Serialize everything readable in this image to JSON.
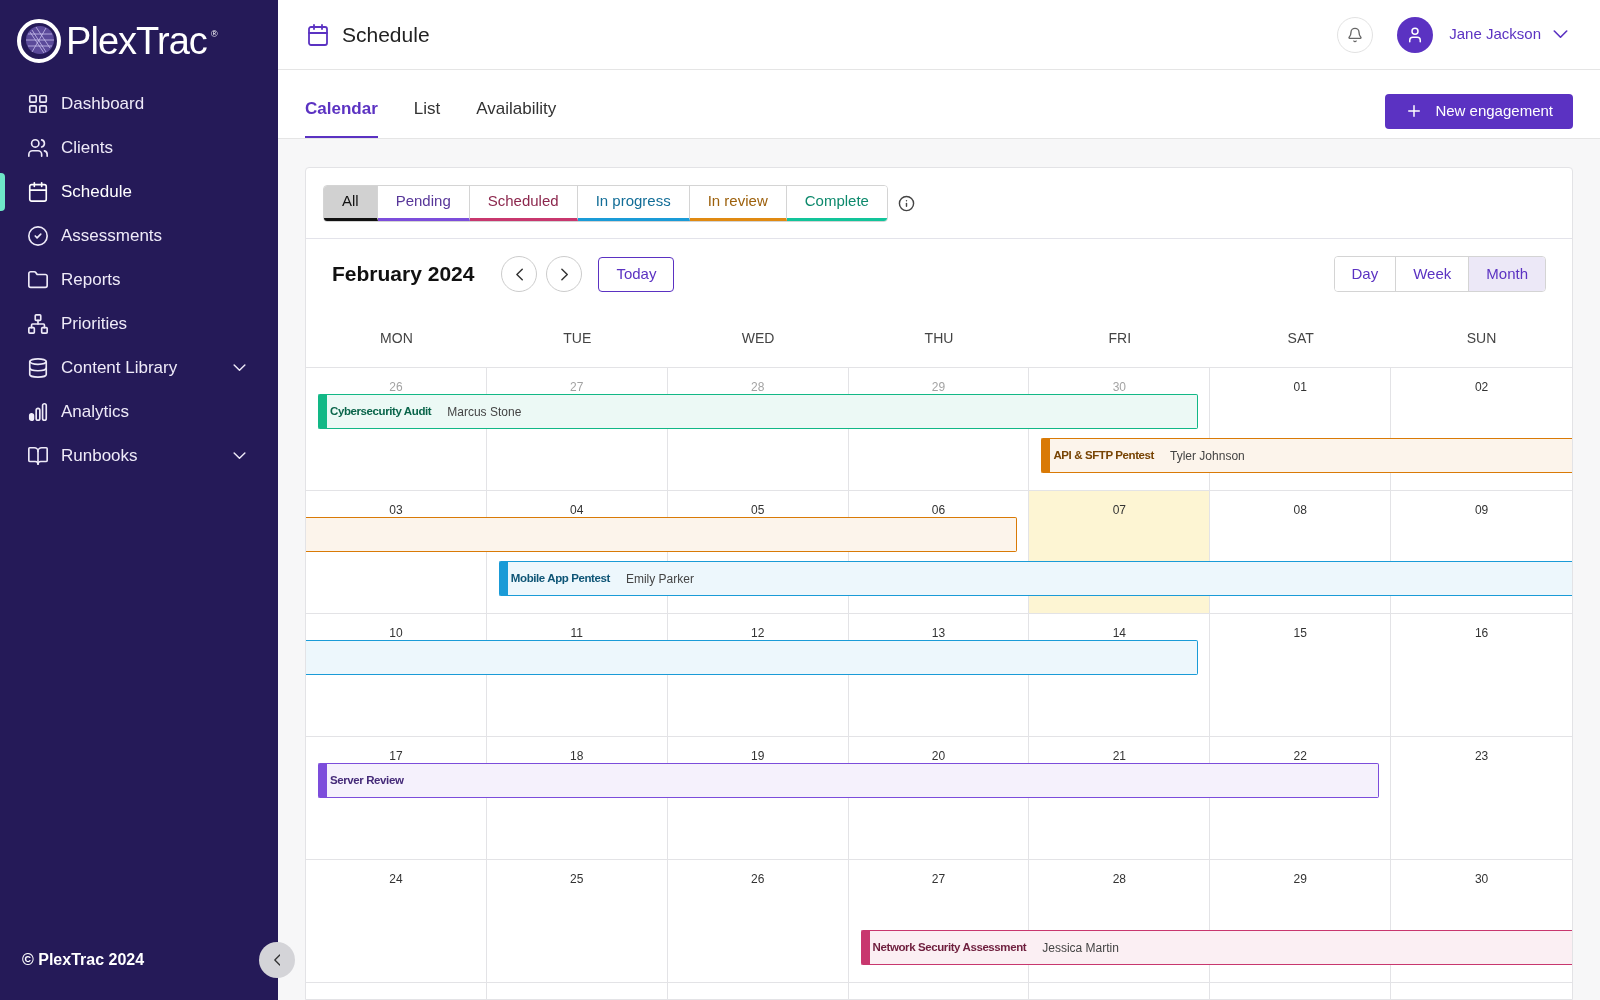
{
  "brand": {
    "name": "PlexTrac",
    "mark": "®"
  },
  "sidebar": {
    "items": [
      {
        "label": "Dashboard",
        "selected": false,
        "has_submenu": false
      },
      {
        "label": "Clients",
        "selected": false,
        "has_submenu": false
      },
      {
        "label": "Schedule",
        "selected": true,
        "has_submenu": false
      },
      {
        "label": "Assessments",
        "selected": false,
        "has_submenu": false
      },
      {
        "label": "Reports",
        "selected": false,
        "has_submenu": false
      },
      {
        "label": "Priorities",
        "selected": false,
        "has_submenu": false
      },
      {
        "label": "Content Library",
        "selected": false,
        "has_submenu": true
      },
      {
        "label": "Analytics",
        "selected": false,
        "has_submenu": false
      },
      {
        "label": "Runbooks",
        "selected": false,
        "has_submenu": true
      }
    ],
    "footer": "© PlexTrac 2024"
  },
  "header": {
    "title": "Schedule",
    "user": "Jane Jackson"
  },
  "tabs": [
    {
      "label": "Calendar",
      "selected": true
    },
    {
      "label": "List",
      "selected": false
    },
    {
      "label": "Availability",
      "selected": false
    }
  ],
  "new_button": "New engagement",
  "filters": [
    {
      "label": "All",
      "selected": true,
      "color": "#111111"
    },
    {
      "label": "Pending",
      "selected": false,
      "color": "#7c4ddb"
    },
    {
      "label": "Scheduled",
      "selected": false,
      "color": "#c8376e"
    },
    {
      "label": "In progress",
      "selected": false,
      "color": "#1a9bd7"
    },
    {
      "label": "In review",
      "selected": false,
      "color": "#e08a12"
    },
    {
      "label": "Complete",
      "selected": false,
      "color": "#12c49a"
    }
  ],
  "calendar": {
    "month": "February 2024",
    "today_button": "Today",
    "views": [
      {
        "label": "Day",
        "selected": false
      },
      {
        "label": "Week",
        "selected": false
      },
      {
        "label": "Month",
        "selected": true
      }
    ],
    "weekdays": [
      "MON",
      "TUE",
      "WED",
      "THU",
      "FRI",
      "SAT",
      "SUN"
    ],
    "weeks": [
      {
        "days": [
          {
            "label": "26",
            "muted": true,
            "today": false,
            "bars": [
              {
                "kind": "upper",
                "color": "#12b886",
                "starts": true,
                "ends": false,
                "title": "Cybersecurity Audit",
                "person": "Marcus Stone"
              }
            ]
          },
          {
            "label": "27",
            "muted": true,
            "today": false,
            "bars": [
              {
                "kind": "upper",
                "color": "#12b886",
                "starts": false,
                "ends": false
              }
            ]
          },
          {
            "label": "28",
            "muted": true,
            "today": false,
            "bars": [
              {
                "kind": "upper",
                "color": "#12b886",
                "starts": false,
                "ends": false
              }
            ]
          },
          {
            "label": "29",
            "muted": true,
            "today": false,
            "bars": [
              {
                "kind": "upper",
                "color": "#12b886",
                "starts": false,
                "ends": false
              }
            ]
          },
          {
            "label": "30",
            "muted": true,
            "today": false,
            "bars": [
              {
                "kind": "upper",
                "color": "#12b886",
                "starts": false,
                "ends": true
              },
              {
                "kind": "lower",
                "color": "#d97a06",
                "starts": true,
                "ends": false,
                "title": "API & SFTP Pentest",
                "person": "Tyler Johnson"
              }
            ]
          },
          {
            "label": "01",
            "muted": false,
            "today": false,
            "bars": [
              {
                "kind": "lower",
                "color": "#d97a06",
                "starts": false,
                "ends": false
              }
            ]
          },
          {
            "label": "02",
            "muted": false,
            "today": false,
            "bars": [
              {
                "kind": "lower",
                "color": "#d97a06",
                "starts": false,
                "ends": false
              }
            ]
          }
        ]
      },
      {
        "days": [
          {
            "label": "03",
            "muted": false,
            "today": false,
            "bars": [
              {
                "kind": "upper",
                "color": "#d97a06",
                "starts": false,
                "ends": false
              }
            ]
          },
          {
            "label": "04",
            "muted": false,
            "today": false,
            "bars": [
              {
                "kind": "upper",
                "color": "#d97a06",
                "starts": false,
                "ends": false
              },
              {
                "kind": "lower",
                "color": "#1a9bd7",
                "starts": true,
                "ends": false,
                "title": "Mobile App Pentest",
                "person": "Emily Parker"
              }
            ]
          },
          {
            "label": "05",
            "muted": false,
            "today": false,
            "bars": [
              {
                "kind": "upper",
                "color": "#d97a06",
                "starts": false,
                "ends": false
              },
              {
                "kind": "lower",
                "color": "#1a9bd7",
                "starts": false,
                "ends": false
              }
            ]
          },
          {
            "label": "06",
            "muted": false,
            "today": false,
            "bars": [
              {
                "kind": "upper",
                "color": "#d97a06",
                "starts": false,
                "ends": true
              },
              {
                "kind": "lower",
                "color": "#1a9bd7",
                "starts": false,
                "ends": false
              }
            ]
          },
          {
            "label": "07",
            "muted": false,
            "today": true,
            "bars": [
              {
                "kind": "lower",
                "color": "#1a9bd7",
                "starts": false,
                "ends": false
              }
            ]
          },
          {
            "label": "08",
            "muted": false,
            "today": false,
            "bars": [
              {
                "kind": "lower",
                "color": "#1a9bd7",
                "starts": false,
                "ends": false
              }
            ]
          },
          {
            "label": "09",
            "muted": false,
            "today": false,
            "bars": [
              {
                "kind": "lower",
                "color": "#1a9bd7",
                "starts": false,
                "ends": false
              }
            ]
          }
        ]
      },
      {
        "days": [
          {
            "label": "10",
            "muted": false,
            "today": false,
            "bars": [
              {
                "kind": "upper",
                "color": "#1a9bd7",
                "starts": false,
                "ends": false
              }
            ]
          },
          {
            "label": "11",
            "muted": false,
            "today": false,
            "bars": [
              {
                "kind": "upper",
                "color": "#1a9bd7",
                "starts": false,
                "ends": false
              }
            ]
          },
          {
            "label": "12",
            "muted": false,
            "today": false,
            "bars": [
              {
                "kind": "upper",
                "color": "#1a9bd7",
                "starts": false,
                "ends": false
              }
            ]
          },
          {
            "label": "13",
            "muted": false,
            "today": false,
            "bars": [
              {
                "kind": "upper",
                "color": "#1a9bd7",
                "starts": false,
                "ends": false
              }
            ]
          },
          {
            "label": "14",
            "muted": false,
            "today": false,
            "bars": [
              {
                "kind": "upper",
                "color": "#1a9bd7",
                "starts": false,
                "ends": true
              }
            ]
          },
          {
            "label": "15",
            "muted": false,
            "today": false
          },
          {
            "label": "16",
            "muted": false,
            "today": false
          }
        ]
      },
      {
        "days": [
          {
            "label": "17",
            "muted": false,
            "today": false,
            "bars": [
              {
                "kind": "upper",
                "color": "#7c4ddb",
                "starts": true,
                "ends": false,
                "title": "Server Review"
              }
            ]
          },
          {
            "label": "18",
            "muted": false,
            "today": false,
            "bars": [
              {
                "kind": "upper",
                "color": "#7c4ddb",
                "starts": false,
                "ends": false
              }
            ]
          },
          {
            "label": "19",
            "muted": false,
            "today": false,
            "bars": [
              {
                "kind": "upper",
                "color": "#7c4ddb",
                "starts": false,
                "ends": false
              }
            ]
          },
          {
            "label": "20",
            "muted": false,
            "today": false,
            "bars": [
              {
                "kind": "upper",
                "color": "#7c4ddb",
                "starts": false,
                "ends": false
              }
            ]
          },
          {
            "label": "21",
            "muted": false,
            "today": false,
            "bars": [
              {
                "kind": "upper",
                "color": "#7c4ddb",
                "starts": false,
                "ends": false
              }
            ]
          },
          {
            "label": "22",
            "muted": false,
            "today": false,
            "bars": [
              {
                "kind": "upper",
                "color": "#7c4ddb",
                "starts": false,
                "ends": true
              }
            ]
          },
          {
            "label": "23",
            "muted": false,
            "today": false
          }
        ]
      },
      {
        "days": [
          {
            "label": "24",
            "muted": false,
            "today": false
          },
          {
            "label": "25",
            "muted": false,
            "today": false
          },
          {
            "label": "26",
            "muted": false,
            "today": false
          },
          {
            "label": "27",
            "muted": false,
            "today": false,
            "bars": [
              {
                "kind": "lower",
                "color": "#c8376e",
                "starts": true,
                "ends": false,
                "title": "Network Security Assessment",
                "person": "Jessica Martin"
              }
            ]
          },
          {
            "label": "28",
            "muted": false,
            "today": false,
            "bars": [
              {
                "kind": "lower",
                "color": "#c8376e",
                "starts": false,
                "ends": false
              }
            ]
          },
          {
            "label": "29",
            "muted": false,
            "today": false,
            "bars": [
              {
                "kind": "lower",
                "color": "#c8376e",
                "starts": false,
                "ends": false
              }
            ]
          },
          {
            "label": "30",
            "muted": false,
            "today": false,
            "bars": [
              {
                "kind": "lower",
                "color": "#c8376e",
                "starts": false,
                "ends": false
              }
            ]
          }
        ]
      }
    ]
  }
}
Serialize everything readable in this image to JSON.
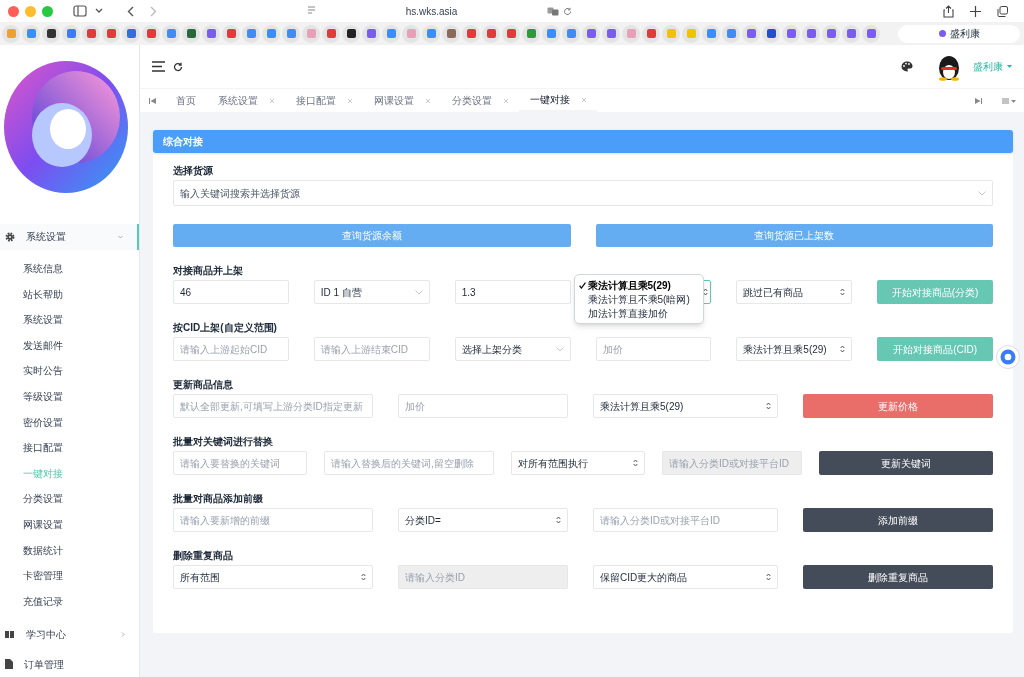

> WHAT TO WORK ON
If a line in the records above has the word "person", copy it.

> SOLVED EXERCISE
                "person": "Marcus Stone"
                "person": "Tyler Johnson"
                "person": "Emily Parker"
                "person": "Jessica Martin"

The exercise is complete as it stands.